● **Instructions to follow**
Repeat, exactly and completely, the entries shown underneath.

════════════════════

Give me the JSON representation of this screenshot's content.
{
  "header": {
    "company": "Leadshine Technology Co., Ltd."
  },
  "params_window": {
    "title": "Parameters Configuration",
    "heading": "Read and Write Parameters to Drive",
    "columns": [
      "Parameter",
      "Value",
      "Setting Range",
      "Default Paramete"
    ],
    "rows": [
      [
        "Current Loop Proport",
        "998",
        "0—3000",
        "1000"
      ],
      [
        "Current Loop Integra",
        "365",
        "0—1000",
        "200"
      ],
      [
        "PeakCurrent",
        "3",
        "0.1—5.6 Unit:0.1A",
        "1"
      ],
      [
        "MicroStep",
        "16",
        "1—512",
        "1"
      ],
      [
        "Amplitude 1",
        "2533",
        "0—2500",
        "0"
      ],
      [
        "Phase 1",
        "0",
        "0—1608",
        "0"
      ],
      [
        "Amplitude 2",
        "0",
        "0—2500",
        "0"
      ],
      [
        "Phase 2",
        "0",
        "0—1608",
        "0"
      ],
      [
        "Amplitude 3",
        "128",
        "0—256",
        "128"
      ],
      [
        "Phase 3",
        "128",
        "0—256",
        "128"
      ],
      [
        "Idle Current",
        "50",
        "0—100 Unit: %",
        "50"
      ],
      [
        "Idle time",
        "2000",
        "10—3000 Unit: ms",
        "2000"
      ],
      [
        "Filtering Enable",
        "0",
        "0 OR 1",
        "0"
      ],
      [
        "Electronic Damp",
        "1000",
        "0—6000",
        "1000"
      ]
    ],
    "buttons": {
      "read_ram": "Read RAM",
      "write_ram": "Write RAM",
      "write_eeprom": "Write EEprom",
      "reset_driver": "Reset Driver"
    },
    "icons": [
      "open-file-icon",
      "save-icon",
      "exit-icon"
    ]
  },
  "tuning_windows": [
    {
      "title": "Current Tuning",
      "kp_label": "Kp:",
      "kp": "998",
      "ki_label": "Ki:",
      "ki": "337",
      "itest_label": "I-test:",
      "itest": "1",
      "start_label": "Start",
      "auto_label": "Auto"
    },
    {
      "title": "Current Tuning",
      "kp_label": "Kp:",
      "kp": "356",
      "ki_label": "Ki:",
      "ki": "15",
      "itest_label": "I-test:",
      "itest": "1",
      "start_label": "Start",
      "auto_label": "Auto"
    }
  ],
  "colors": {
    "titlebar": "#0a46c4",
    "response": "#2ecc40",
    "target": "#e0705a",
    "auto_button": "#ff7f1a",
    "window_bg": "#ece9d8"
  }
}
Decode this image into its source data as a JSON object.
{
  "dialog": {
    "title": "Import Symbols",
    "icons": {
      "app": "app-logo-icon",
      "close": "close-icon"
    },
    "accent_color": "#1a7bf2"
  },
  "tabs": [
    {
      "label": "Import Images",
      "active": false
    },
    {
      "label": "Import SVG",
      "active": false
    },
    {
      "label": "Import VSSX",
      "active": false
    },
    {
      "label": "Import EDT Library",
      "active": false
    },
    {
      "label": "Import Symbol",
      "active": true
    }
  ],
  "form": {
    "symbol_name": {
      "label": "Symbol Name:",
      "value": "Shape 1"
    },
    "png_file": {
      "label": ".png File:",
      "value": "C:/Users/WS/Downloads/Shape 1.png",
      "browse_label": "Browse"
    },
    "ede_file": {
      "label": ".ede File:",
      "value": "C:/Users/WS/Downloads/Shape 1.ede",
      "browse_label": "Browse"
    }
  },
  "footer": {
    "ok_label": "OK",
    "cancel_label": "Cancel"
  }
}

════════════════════

● **Reply to the exercise**
Give me the JSON representation of this screenshot's content.
{
  "header": {
    "company": "Leadshine Technology Co., Ltd."
  },
  "params_window": {
    "title": "Parameters Configuration",
    "heading": "Read and Write Parameters to Drive",
    "columns": [
      "Parameter",
      "Value",
      "Setting Range",
      "Default Paramete"
    ],
    "rows": [
      [
        "Current Loop Proport",
        "998",
        "0—3000",
        "1000"
      ],
      [
        "Current Loop Integra",
        "365",
        "0—1000",
        "200"
      ],
      [
        "PeakCurrent",
        "3",
        "0.1—5.6 Unit:0.1A",
        "1"
      ],
      [
        "MicroStep",
        "16",
        "1—512",
        "1"
      ],
      [
        "Amplitude 1",
        "2533",
        "0—2500",
        "0"
      ],
      [
        "Phase 1",
        "0",
        "0—1608",
        "0"
      ],
      [
        "Amplitude 2",
        "0",
        "0—2500",
        "0"
      ],
      [
        "Phase 2",
        "0",
        "0—1608",
        "0"
      ],
      [
        "Amplitude 3",
        "128",
        "0—256",
        "128"
      ],
      [
        "Phase 3",
        "128",
        "0—256",
        "128"
      ],
      [
        "Idle Current",
        "50",
        "0—100 Unit: %",
        "50"
      ],
      [
        "Idle time",
        "2000",
        "10—3000 Unit: ms",
        "2000"
      ],
      [
        "Filtering Enable",
        "0",
        "0 OR 1",
        "0"
      ],
      [
        "Electronic Damp",
        "1000",
        "0—6000",
        "1000"
      ]
    ],
    "buttons": {
      "read_ram": "Read RAM",
      "write_ram": "Write RAM",
      "write_eeprom": "Write EEprom",
      "reset_driver": "Reset Driver"
    },
    "icons": [
      "open-file-icon",
      "save-icon",
      "exit-icon"
    ]
  },
  "tuning_windows": [
    {
      "title": "Current Tuning",
      "kp_label": "Kp:",
      "kp": "998",
      "ki_label": "Ki:",
      "ki": "337",
      "itest_label": "I-test:",
      "itest": "1",
      "start_label": "Start",
      "auto_label": "Auto"
    },
    {
      "title": "Current Tuning",
      "kp_label": "Kp:",
      "kp": "356",
      "ki_label": "Ki:",
      "ki": "15",
      "itest_label": "I-test:",
      "itest": "1",
      "start_label": "Start",
      "auto_label": "Auto"
    }
  ],
  "colors": {
    "titlebar": "#0a46c4",
    "response": "#2ecc40",
    "target": "#e0705a",
    "auto_button": "#ff7f1a",
    "window_bg": "#ece9d8"
  }
}
Decode this image into its source data as a JSON object.
{
  "dialog": {
    "title": "Import Symbols",
    "icons": {
      "app": "app-logo-icon",
      "close": "close-icon"
    },
    "accent_color": "#1a7bf2"
  },
  "tabs": [
    {
      "label": "Import Images",
      "active": false
    },
    {
      "label": "Import SVG",
      "active": false
    },
    {
      "label": "Import VSSX",
      "active": false
    },
    {
      "label": "Import EDT Library",
      "active": false
    },
    {
      "label": "Import Symbol",
      "active": true
    }
  ],
  "form": {
    "symbol_name": {
      "label": "Symbol Name:",
      "value": "Shape 1"
    },
    "png_file": {
      "label": ".png File:",
      "value": "C:/Users/WS/Downloads/Shape 1.png",
      "browse_label": "Browse"
    },
    "ede_file": {
      "label": ".ede File:",
      "value": "C:/Users/WS/Downloads/Shape 1.ede",
      "browse_label": "Browse"
    }
  },
  "footer": {
    "ok_label": "OK",
    "cancel_label": "Cancel"
  }
}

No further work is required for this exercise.